Yesterday was our final day in Cape Town. As we flew back to Johannesburg, I reflected on the sites, tours, and people we encountered which have expanded my understanding of the cultural, historical and political dynamics of this beautiful port city. It's been a whirlwind. Over the last three days I've feasted on some of the best Indian and African food ever (District 6 Guest House, our home for the last 3 days, and Marcos African Restaurant respectively); we visited the bleak terrain of Robben Island, the prison home to Nelson Mandela and other luminaries from the 1960s anti-apartheid leadership; toured The District 6 Museum, which chronicles the apartheid government's forcible removal of some 70,000 people from a thriving multi-cultural community in the 1970s; had a sumptuous lunch at the lovely home of Archbishop and Mrs. Desmond Tutu; engaged in a powerful conversation with 7 young Black women entrepreneurs struggling to elbow their way into Cape Town's white and male dominated business community; visited Table Mountain, the incredible mountain range towering above Cape Town (we didn't go to the top because of dense cloud cover); and finally, just before heading to Cape Town International airport, we met with the director of Nonceba Family Center, a rape crisis and women's shelter in Khayelitsha, the largest Black township outside of Cape Town.
This beautiful, state of the art facility was opened in 2008 (although they have been providing services since 1998) with support generated after the tragic death of a 19-year-old budding filmmaker, Ashley Kaimowitz, who had been introduced to Nonceba while making a film about child rape in Khayelitsha in 2002. (She was killed by a drunk driver in 2005). While the stories of rape, incest and abuse were sickening, many of them sounded hauntingly familiar to the horrors that happen to young children, teenage girls and vulnerable women in the States. But what is disturbingly different: Nonceba is the ONLY such center in all of Khayelitsha, a township of almost a million people.
My take away message was that there is incredible power in one person's stand against injustice.
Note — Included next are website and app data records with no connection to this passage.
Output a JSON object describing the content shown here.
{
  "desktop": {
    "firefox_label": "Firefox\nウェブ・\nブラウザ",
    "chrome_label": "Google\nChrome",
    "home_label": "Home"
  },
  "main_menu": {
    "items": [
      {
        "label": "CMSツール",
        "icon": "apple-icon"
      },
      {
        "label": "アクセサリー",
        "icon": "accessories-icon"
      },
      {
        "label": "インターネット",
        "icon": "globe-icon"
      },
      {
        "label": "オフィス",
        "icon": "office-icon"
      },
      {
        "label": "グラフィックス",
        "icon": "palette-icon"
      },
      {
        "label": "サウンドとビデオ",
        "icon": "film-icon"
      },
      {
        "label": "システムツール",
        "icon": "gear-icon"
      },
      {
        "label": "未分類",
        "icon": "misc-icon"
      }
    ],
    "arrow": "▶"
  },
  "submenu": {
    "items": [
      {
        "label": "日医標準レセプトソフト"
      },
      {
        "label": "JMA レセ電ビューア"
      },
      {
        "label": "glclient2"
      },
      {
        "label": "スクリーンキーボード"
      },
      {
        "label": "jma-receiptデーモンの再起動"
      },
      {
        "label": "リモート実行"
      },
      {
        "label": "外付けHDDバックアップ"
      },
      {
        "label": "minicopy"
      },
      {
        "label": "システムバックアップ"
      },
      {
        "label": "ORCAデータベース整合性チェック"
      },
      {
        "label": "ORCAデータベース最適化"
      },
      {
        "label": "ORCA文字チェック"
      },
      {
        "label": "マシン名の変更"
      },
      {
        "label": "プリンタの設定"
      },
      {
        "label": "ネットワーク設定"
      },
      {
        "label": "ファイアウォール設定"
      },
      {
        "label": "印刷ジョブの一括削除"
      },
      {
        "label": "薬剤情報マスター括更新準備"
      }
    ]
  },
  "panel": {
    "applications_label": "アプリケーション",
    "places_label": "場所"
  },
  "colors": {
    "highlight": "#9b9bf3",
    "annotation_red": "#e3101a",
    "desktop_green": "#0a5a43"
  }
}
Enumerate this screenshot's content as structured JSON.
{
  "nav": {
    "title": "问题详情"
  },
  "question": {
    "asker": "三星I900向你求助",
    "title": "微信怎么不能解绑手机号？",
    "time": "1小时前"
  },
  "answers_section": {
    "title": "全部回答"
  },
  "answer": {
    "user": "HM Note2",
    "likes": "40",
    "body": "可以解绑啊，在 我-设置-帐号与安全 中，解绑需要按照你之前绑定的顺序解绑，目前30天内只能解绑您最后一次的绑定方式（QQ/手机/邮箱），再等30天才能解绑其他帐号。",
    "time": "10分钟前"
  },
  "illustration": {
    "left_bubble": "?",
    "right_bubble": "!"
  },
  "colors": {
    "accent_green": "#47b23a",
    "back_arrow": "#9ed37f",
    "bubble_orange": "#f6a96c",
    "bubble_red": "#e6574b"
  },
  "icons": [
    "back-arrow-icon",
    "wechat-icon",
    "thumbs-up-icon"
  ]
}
In the mid-90s, the director of Nonceba Family Center, Nocawe Mokayi, was so horrified when a six year old was raped, she was moved to action. Over a decade later, she has created a safe haven for vulnerable, abused children while leading an education revolution to empower young girls and women to heal their wounds.
It is this determination, strength and power that has been demonstrated by women of all walks of life again and again on this trip. Here's to the power of one.